§ **About this exercise**: The records must be returned word for word.

§ **Information shown**:
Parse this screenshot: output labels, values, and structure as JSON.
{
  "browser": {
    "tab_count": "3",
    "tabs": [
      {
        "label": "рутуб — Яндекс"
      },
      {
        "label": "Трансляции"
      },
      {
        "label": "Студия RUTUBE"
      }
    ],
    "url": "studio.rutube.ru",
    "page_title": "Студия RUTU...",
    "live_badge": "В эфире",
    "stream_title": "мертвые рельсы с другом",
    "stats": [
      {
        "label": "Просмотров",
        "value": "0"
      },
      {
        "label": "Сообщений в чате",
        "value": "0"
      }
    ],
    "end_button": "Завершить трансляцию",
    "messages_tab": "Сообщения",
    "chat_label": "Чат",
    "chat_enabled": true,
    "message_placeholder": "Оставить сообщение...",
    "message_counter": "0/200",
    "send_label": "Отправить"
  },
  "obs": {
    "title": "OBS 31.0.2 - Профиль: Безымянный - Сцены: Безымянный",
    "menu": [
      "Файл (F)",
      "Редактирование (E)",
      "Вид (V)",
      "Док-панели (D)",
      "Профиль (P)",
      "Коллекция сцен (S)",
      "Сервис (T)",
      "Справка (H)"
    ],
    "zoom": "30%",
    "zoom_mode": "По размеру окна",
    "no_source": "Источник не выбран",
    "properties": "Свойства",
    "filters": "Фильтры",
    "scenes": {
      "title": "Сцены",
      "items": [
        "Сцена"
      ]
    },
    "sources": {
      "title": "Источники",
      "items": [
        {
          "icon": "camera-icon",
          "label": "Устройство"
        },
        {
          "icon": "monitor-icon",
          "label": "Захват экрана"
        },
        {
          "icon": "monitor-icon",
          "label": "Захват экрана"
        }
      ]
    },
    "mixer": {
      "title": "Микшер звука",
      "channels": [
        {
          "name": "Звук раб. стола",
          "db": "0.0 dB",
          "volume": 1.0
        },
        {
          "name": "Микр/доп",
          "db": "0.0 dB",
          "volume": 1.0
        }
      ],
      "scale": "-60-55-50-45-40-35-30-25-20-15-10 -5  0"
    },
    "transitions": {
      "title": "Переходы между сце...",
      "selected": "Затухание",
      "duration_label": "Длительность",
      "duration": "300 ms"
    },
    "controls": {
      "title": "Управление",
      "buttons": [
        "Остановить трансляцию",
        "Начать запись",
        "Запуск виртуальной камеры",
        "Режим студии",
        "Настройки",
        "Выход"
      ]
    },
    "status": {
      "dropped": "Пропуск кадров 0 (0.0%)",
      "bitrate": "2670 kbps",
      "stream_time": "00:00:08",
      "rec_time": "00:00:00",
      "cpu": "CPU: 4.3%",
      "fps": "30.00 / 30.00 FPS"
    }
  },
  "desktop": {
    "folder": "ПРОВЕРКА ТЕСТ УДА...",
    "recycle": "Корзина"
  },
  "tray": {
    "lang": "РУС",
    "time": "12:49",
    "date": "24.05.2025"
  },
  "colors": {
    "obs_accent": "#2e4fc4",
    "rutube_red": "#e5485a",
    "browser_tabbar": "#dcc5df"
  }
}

§ **Output below**:
Parse this screenshot: output labels, values, and structure as JSON.
{
  "browser": {
    "tab_count": "3",
    "tabs": [
      {
        "label": "рутуб — Яндекс"
      },
      {
        "label": "Трансляции"
      },
      {
        "label": "Студия RUTUBE"
      }
    ],
    "url": "studio.rutube.ru",
    "page_title": "Студия RUTU...",
    "live_badge": "В эфире",
    "stream_title": "мертвые рельсы с другом",
    "stats": [
      {
        "label": "Просмотров",
        "value": "0"
      },
      {
        "label": "Сообщений в чате",
        "value": "0"
      }
    ],
    "end_button": "Завершить трансляцию",
    "messages_tab": "Сообщения",
    "chat_label": "Чат",
    "chat_enabled": true,
    "message_placeholder": "Оставить сообщение...",
    "message_counter": "0/200",
    "send_label": "Отправить"
  },
  "obs": {
    "title": "OBS 31.0.2 - Профиль: Безымянный - Сцены: Безымянный",
    "menu": [
      "Файл (F)",
      "Редактирование (E)",
      "Вид (V)",
      "Док-панели (D)",
      "Профиль (P)",
      "Коллекция сцен (S)",
      "Сервис (T)",
      "Справка (H)"
    ],
    "zoom": "30%",
    "zoom_mode": "По размеру окна",
    "no_source": "Источник не выбран",
    "properties": "Свойства",
    "filters": "Фильтры",
    "scenes": {
      "title": "Сцены",
      "items": [
        "Сцена"
      ]
    },
    "sources": {
      "title": "Источники",
      "items": [
        {
          "icon": "camera-icon",
          "label": "Устройство"
        },
        {
          "icon": "monitor-icon",
          "label": "Захват экрана"
        },
        {
          "icon": "monitor-icon",
          "label": "Захват экрана"
        }
      ]
    },
    "mixer": {
      "title": "Микшер звука",
      "channels": [
        {
          "name": "Звук раб. стола",
          "db": "0.0 dB",
          "volume": 1.0
        },
        {
          "name": "Микр/доп",
          "db": "0.0 dB",
          "volume": 1.0
        }
      ],
      "scale": "-60-55-50-45-40-35-30-25-20-15-10 -5  0"
    },
    "transitions": {
      "title": "Переходы между сце...",
      "selected": "Затухание",
      "duration_label": "Длительность",
      "duration": "300 ms"
    },
    "controls": {
      "title": "Управление",
      "buttons": [
        "Остановить трансляцию",
        "Начать запись",
        "Запуск виртуальной камеры",
        "Режим студии",
        "Настройки",
        "Выход"
      ]
    },
    "status": {
      "dropped": "Пропуск кадров 0 (0.0%)",
      "bitrate": "2670 kbps",
      "stream_time": "00:00:08",
      "rec_time": "00:00:00",
      "cpu": "CPU: 4.3%",
      "fps": "30.00 / 30.00 FPS"
    }
  },
  "desktop": {
    "folder": "ПРОВЕРКА ТЕСТ УДА...",
    "recycle": "Корзина"
  },
  "tray": {
    "lang": "РУС",
    "time": "12:49",
    "date": "24.05.2025"
  },
  "colors": {
    "obs_accent": "#2e4fc4",
    "rutube_red": "#e5485a",
    "browser_tabbar": "#dcc5df"
  }
}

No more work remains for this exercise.